### Activity
Among the records below, find each line that includes the string "value" and copy it.

### Input data

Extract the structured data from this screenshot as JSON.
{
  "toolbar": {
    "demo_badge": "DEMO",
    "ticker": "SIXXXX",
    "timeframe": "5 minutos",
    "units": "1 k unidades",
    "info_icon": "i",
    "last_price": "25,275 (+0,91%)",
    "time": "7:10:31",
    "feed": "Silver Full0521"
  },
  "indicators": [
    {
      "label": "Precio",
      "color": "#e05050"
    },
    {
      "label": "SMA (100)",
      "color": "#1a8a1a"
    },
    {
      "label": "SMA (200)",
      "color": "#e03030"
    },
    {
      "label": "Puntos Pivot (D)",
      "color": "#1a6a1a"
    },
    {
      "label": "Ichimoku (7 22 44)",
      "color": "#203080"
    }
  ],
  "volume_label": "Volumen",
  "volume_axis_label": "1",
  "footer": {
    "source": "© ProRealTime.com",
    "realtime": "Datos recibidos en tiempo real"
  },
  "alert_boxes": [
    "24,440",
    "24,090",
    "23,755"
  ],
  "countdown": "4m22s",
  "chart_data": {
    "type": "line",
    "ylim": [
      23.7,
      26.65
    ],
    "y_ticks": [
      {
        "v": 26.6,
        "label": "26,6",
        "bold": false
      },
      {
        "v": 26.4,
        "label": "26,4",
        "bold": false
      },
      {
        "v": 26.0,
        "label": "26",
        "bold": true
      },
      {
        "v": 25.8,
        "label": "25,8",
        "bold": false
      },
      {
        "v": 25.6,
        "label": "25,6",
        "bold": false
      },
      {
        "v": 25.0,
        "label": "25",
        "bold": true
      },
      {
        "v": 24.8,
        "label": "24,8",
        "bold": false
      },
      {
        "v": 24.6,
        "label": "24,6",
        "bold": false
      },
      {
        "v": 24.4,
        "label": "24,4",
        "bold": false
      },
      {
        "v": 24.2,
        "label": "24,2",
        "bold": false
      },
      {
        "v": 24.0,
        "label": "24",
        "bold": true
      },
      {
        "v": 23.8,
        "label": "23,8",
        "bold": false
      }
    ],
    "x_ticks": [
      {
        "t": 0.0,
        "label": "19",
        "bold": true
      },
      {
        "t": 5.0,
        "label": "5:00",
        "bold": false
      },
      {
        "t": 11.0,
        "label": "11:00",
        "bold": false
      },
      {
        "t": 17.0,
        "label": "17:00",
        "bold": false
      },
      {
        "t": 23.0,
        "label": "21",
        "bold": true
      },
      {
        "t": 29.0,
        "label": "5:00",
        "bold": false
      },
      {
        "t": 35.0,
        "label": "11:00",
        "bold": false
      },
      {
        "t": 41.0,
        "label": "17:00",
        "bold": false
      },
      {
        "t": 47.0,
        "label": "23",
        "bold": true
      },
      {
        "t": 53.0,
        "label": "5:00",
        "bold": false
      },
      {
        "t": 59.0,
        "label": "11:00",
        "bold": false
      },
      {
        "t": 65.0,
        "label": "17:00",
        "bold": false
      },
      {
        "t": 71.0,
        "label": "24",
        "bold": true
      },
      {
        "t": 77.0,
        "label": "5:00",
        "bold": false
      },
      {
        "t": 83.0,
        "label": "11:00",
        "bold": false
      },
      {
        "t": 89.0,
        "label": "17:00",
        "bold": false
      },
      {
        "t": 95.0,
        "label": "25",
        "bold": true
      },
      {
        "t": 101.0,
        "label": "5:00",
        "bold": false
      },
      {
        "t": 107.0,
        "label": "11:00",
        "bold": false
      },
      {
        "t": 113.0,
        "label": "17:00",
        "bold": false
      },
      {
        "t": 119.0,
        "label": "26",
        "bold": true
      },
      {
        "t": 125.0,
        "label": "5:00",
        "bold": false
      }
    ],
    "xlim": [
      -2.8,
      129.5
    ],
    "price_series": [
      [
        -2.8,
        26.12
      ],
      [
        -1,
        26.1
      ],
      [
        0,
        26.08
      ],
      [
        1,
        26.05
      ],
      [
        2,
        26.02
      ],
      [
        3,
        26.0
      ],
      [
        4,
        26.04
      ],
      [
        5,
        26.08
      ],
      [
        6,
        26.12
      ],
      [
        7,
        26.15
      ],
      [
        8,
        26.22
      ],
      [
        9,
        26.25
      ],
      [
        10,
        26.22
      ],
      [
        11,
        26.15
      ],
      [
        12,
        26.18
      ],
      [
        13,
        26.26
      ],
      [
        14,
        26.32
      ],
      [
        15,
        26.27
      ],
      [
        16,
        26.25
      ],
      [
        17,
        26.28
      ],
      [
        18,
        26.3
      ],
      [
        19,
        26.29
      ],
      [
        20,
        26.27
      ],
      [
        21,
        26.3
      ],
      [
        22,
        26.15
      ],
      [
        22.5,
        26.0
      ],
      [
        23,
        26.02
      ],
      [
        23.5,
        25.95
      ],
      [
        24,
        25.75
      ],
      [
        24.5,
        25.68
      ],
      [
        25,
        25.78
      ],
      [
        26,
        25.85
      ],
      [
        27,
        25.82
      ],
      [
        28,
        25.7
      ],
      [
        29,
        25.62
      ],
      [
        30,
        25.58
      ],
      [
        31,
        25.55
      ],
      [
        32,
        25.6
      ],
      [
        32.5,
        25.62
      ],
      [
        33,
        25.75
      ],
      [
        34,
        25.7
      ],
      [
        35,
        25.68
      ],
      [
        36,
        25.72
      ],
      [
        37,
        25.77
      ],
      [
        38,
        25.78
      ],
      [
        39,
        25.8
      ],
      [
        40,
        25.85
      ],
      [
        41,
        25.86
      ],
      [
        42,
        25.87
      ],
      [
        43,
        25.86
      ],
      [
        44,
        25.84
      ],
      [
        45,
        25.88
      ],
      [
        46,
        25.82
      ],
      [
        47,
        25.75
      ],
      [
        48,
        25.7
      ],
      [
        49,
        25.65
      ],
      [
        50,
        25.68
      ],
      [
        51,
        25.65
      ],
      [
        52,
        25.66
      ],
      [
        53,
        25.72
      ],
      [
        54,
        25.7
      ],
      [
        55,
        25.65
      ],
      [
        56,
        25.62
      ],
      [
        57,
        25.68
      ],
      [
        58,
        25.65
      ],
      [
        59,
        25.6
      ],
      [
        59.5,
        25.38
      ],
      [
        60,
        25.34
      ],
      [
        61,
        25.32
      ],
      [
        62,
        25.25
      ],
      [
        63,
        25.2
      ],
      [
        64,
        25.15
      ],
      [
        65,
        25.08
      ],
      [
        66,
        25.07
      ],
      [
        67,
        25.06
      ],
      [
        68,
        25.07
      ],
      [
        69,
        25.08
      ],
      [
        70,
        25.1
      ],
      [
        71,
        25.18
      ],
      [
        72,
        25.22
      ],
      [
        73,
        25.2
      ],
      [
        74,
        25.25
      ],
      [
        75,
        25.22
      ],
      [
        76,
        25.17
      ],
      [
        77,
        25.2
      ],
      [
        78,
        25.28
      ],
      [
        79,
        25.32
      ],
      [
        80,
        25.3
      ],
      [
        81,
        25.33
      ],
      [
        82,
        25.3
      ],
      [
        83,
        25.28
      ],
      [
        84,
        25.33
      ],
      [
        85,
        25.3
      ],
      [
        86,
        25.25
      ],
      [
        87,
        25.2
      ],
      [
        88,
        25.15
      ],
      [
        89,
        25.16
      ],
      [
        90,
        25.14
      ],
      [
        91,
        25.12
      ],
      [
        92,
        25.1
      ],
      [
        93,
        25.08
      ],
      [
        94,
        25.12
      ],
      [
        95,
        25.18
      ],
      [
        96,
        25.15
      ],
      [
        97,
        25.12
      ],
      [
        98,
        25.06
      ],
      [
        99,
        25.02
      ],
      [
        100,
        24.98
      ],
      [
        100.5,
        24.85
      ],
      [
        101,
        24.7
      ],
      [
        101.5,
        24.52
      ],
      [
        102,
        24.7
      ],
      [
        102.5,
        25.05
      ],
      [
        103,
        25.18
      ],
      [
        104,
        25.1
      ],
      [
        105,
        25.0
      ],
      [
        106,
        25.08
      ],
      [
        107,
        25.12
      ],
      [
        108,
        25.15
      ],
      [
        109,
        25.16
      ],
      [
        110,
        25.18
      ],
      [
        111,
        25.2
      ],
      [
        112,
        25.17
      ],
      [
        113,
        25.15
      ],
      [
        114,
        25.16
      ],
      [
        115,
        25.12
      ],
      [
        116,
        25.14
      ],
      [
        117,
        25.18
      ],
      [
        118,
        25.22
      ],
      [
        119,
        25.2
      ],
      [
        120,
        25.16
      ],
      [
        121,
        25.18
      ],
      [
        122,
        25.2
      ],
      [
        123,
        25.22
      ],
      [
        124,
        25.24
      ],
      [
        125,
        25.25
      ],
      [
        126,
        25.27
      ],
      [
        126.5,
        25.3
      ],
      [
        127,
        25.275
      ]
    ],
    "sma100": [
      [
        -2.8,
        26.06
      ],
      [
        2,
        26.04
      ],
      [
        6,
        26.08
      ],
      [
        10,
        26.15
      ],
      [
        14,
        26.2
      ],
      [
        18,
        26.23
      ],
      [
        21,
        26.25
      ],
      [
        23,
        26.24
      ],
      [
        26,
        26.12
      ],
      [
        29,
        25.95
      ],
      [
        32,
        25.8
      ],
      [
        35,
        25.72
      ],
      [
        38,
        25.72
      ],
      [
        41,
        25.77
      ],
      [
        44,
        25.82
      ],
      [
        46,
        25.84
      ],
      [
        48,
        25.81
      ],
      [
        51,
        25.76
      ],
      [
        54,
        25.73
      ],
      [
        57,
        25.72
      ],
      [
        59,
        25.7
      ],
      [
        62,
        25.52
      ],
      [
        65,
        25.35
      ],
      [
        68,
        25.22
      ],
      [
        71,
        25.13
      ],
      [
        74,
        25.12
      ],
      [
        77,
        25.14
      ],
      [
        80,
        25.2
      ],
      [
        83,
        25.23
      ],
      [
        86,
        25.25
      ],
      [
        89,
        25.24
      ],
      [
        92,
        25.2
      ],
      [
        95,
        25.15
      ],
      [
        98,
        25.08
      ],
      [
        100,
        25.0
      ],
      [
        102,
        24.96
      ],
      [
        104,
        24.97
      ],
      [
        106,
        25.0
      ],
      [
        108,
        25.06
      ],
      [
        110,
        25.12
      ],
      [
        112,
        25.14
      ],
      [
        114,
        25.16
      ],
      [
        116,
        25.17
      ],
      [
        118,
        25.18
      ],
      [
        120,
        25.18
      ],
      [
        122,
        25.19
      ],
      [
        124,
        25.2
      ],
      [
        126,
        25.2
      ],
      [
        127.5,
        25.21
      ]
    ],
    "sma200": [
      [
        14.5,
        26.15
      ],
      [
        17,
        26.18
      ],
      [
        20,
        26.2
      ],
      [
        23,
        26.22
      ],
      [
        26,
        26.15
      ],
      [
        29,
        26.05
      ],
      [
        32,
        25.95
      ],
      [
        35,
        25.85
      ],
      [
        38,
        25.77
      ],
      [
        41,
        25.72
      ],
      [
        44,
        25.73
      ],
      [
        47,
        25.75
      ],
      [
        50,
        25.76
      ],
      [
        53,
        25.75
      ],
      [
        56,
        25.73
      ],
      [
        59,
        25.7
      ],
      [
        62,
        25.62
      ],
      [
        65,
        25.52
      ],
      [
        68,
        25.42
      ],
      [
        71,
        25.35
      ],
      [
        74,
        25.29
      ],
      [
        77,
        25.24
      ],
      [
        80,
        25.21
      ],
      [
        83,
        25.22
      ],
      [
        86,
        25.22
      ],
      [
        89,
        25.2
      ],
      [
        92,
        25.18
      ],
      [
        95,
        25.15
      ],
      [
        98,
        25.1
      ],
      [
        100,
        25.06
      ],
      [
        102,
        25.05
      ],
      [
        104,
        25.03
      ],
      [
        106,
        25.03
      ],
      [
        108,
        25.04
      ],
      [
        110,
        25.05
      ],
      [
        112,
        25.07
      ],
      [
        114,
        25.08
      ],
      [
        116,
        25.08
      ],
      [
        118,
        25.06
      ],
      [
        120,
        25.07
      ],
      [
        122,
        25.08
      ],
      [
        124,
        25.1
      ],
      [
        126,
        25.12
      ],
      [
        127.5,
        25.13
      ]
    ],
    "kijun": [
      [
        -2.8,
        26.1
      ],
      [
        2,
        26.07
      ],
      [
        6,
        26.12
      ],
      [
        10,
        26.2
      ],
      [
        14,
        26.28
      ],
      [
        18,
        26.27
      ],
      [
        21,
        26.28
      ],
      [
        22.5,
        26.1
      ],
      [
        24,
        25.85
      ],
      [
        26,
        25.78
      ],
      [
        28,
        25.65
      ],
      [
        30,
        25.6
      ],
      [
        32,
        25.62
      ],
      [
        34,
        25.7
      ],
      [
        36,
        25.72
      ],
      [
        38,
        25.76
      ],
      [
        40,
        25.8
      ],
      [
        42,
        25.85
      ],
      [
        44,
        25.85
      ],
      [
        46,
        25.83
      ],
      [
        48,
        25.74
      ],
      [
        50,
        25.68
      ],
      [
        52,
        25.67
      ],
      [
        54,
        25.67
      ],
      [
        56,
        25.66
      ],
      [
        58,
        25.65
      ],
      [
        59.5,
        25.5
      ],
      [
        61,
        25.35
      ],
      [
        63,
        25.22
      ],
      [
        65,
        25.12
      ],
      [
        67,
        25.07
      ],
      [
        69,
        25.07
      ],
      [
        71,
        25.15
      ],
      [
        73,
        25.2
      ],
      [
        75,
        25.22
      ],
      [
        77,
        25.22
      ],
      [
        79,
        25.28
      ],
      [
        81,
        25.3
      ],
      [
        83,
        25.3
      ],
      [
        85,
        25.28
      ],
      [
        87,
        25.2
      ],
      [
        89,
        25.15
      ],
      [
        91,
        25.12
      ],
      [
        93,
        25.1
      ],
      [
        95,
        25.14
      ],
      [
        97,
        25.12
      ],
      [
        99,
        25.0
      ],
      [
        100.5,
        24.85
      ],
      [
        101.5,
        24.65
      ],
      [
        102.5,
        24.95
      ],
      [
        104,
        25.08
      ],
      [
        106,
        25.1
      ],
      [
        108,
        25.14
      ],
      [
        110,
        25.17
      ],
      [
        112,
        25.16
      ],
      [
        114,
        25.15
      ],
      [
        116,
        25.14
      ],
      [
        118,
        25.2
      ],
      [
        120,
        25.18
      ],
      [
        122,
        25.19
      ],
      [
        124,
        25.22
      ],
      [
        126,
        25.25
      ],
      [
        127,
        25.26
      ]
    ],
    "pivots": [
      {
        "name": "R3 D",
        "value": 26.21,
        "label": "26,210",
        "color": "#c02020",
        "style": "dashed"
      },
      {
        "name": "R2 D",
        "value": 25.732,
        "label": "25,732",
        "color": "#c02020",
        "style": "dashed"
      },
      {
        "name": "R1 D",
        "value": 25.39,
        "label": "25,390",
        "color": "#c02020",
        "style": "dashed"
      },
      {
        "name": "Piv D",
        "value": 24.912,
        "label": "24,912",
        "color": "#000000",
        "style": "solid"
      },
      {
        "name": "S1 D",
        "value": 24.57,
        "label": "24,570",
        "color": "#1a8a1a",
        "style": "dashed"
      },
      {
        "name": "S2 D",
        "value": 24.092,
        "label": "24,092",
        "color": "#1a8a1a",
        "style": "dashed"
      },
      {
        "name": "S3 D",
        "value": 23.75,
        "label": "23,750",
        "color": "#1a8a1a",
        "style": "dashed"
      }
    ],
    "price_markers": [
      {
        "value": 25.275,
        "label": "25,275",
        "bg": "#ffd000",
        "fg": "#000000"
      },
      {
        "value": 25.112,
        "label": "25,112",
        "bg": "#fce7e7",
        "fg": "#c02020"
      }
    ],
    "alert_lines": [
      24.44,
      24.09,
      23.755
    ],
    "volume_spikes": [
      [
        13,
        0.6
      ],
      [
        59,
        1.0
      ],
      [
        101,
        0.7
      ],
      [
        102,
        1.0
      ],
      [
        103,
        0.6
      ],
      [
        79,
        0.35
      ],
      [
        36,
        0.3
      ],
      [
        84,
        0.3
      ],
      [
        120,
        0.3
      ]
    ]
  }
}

### Response to this task
        "value": 26.21,
        "value": 25.732,
        "value": 25.39,
        "value": 24.912,
        "value": 24.57,
        "value": 24.092,
        "value": 23.75,
        "value": 25.275,
        "value": 25.112,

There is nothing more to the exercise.